Start of Exercise data
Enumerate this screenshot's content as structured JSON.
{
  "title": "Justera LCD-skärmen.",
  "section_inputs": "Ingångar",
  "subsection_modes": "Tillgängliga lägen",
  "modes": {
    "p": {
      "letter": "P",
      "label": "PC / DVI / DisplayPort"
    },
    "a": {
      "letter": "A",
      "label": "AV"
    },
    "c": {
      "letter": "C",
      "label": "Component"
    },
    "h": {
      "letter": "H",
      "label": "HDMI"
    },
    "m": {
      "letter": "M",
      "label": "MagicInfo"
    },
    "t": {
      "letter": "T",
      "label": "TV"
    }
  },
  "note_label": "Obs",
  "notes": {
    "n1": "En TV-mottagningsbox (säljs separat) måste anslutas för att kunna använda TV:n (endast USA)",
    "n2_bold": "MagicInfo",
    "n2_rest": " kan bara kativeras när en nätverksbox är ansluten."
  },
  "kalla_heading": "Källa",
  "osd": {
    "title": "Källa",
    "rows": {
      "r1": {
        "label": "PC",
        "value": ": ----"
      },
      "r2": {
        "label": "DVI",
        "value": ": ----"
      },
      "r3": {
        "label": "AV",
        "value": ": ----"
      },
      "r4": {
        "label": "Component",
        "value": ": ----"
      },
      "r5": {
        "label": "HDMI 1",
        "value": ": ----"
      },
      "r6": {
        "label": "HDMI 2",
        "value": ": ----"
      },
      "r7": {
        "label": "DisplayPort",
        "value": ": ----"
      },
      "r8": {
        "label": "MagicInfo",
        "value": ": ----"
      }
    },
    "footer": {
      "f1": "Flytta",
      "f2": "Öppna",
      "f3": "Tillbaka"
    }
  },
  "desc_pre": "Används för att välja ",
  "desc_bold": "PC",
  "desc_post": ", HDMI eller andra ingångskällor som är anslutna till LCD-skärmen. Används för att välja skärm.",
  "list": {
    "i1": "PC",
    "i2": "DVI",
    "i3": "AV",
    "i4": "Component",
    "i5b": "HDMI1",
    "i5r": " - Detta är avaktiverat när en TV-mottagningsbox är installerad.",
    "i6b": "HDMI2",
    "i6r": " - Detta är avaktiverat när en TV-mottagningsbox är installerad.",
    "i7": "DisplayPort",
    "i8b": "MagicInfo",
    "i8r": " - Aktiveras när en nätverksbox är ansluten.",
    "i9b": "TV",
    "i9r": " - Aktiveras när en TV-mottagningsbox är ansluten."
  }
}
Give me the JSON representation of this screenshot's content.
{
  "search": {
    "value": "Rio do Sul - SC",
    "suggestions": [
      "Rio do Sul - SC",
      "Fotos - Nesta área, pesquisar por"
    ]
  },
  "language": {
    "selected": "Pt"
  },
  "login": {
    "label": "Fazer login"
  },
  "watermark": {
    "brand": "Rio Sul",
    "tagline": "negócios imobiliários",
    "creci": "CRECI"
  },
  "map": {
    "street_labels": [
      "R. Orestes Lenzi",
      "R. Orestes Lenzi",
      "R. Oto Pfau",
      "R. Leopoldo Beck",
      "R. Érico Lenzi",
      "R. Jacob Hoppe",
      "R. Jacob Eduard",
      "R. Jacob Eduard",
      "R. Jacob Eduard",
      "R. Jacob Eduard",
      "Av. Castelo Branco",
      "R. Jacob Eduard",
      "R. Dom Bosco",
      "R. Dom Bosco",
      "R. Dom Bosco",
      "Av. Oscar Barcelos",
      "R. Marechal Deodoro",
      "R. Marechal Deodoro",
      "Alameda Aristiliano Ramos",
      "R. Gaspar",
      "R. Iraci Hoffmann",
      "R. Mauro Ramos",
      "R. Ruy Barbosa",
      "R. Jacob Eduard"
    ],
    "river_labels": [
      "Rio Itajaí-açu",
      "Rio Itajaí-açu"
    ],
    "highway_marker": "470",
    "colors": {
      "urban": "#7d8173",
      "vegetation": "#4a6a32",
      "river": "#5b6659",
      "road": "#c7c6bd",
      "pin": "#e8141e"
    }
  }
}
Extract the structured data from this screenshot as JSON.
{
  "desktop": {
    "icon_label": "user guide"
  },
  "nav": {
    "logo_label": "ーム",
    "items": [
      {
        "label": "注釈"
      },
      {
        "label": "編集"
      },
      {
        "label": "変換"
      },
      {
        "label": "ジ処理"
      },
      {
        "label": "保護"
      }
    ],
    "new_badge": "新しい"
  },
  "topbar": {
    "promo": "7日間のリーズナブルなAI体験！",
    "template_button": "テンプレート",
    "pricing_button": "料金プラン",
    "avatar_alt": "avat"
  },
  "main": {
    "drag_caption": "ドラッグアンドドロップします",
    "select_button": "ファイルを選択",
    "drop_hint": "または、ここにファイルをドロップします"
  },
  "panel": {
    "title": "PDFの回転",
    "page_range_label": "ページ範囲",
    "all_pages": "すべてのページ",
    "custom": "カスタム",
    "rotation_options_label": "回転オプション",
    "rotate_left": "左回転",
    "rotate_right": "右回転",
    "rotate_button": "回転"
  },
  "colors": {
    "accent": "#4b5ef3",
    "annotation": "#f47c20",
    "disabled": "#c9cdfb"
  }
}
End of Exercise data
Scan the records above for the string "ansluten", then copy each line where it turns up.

    "n2_rest": " kan bara kativeras när en nätverksbox är ansluten."
    "i8r": " - Aktiveras när en nätverksbox är ansluten.",
    "i9r": " - Aktiveras när en TV-mottagningsbox är ansluten."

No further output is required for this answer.